According to experts, a new technique that uses special caps to cool the brains of people who have just had a stroke could help reduce deaths and long-term disability.
And it has been revealed that British doctors are leading a Europe-wide trial, involving 14 countries and 1,500 patients, using the chilled caps to maintain brain function.
"This could be one of the biggest breakthroughs in stroke treatment with the potential to save the lives of a huge number of people," the Daily Express quoted study leader Professor Malcolm Macleod of Edinburgh University as saying.
A stroke occurs after a clot forms in a blood vessel stopping the supply of oxygenated blood reaching brain cells. Without oxygen, brain cells die and neurological damage occurs.
The chilled cap reduces the temperature of the scalp by about four degrees C. This protects brain cells by putting them into a suspended state where the need for oxygen is either cut or removed.
The same technique has also been used on newborn babies starved of oxygen at birth and accident victims.
"It's rather like the way some animals hibernate. Their bodies close down to just ticking over," explained Professor Macleod.
Neurologists have up to six hours to start treatment after the stroke before it becomes ineffective.
About 100,000 patients a year suffer a clot on the brain.

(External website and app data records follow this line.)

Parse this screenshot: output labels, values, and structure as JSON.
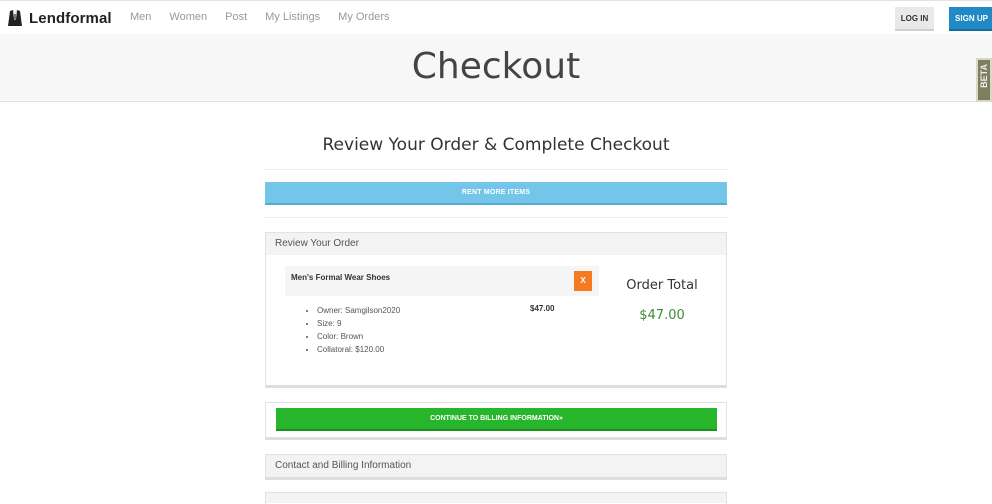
{
  "nav": {
    "brand": "Lendformal",
    "links": [
      "Men",
      "Women",
      "Post",
      "My Listings",
      "My Orders"
    ],
    "login": "LOG IN",
    "signup": "SIGN UP"
  },
  "hero": {
    "title": "Checkout",
    "side_tab": "BETA"
  },
  "main": {
    "subtitle": "Review Your Order & Complete Checkout",
    "rent_more": "RENT MORE ITEMS",
    "review": {
      "heading": "Review Your Order",
      "item": {
        "title": "Men's Formal Wear Shoes",
        "remove": "X",
        "price": "$47.00",
        "details": [
          "Owner: Samgilson2020",
          "Size: 9",
          "Color: Brown",
          "Collatoral: $120.00"
        ]
      },
      "total_label": "Order Total",
      "total_value": "$47.00"
    },
    "continue": "CONTINUE TO BILLING INFORMATION»",
    "billing_heading": "Contact and Billing Information"
  },
  "colors": {
    "signup": "#1f8ac5",
    "rent_more": "#74c5ea",
    "remove": "#f47b20",
    "continue": "#27b52c",
    "total": "#3f8a35"
  }
}
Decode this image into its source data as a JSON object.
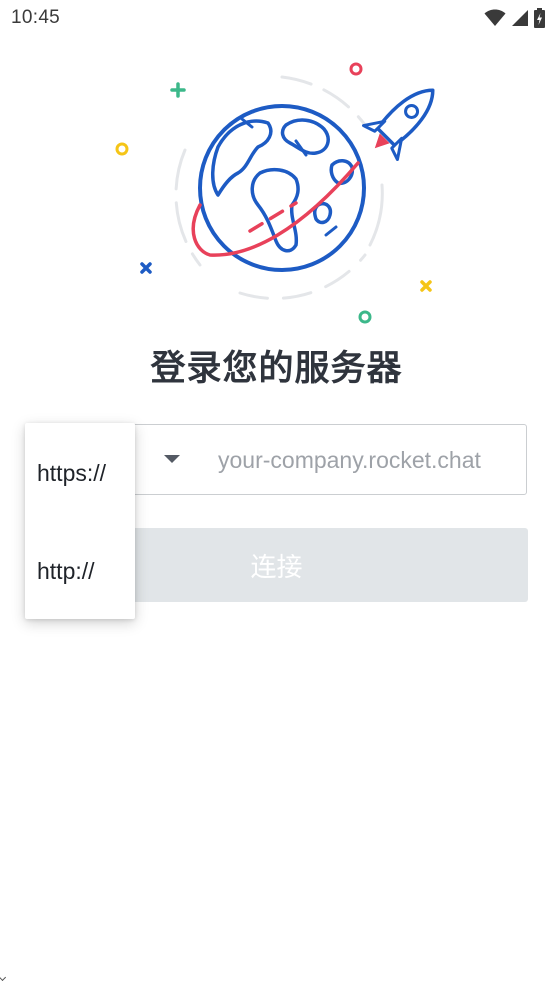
{
  "status_bar": {
    "time": "10:45",
    "icons": [
      "wifi-icon",
      "cellular-signal-icon",
      "battery-charging-icon"
    ]
  },
  "illustration": {
    "description_icon": "globe-rocket-illustration-icon",
    "colors": {
      "globe": "#1d5bc4",
      "rocket_trail": "#e8415a",
      "plus": "#3cb88a",
      "ring_yellow": "#f5c517",
      "ring_red": "#e8415a",
      "ring_green": "#3cb88a",
      "cross_blue": "#1d5bc4",
      "cross_yellow": "#f5c517",
      "orbit": "#e4e6e9"
    }
  },
  "login": {
    "title": "登录您的服务器",
    "url_field": {
      "placeholder": "your-company.rocket.chat",
      "value": ""
    },
    "connect_label": "连接"
  },
  "protocol_menu": {
    "options": [
      "https://",
      "http://"
    ]
  },
  "colors": {
    "button_disabled_bg": "#e1e5e8",
    "field_border": "#cbced1",
    "placeholder": "#9ea2a8",
    "title_text": "#2f343d"
  }
}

Within six months, a third of them die and a further third are left severely handicapped.
Dr Clare Walton of The Stroke Association said: "Cooling is a particularly promising area of stroke research."
If the trials are successful the caps could be in use by 2017.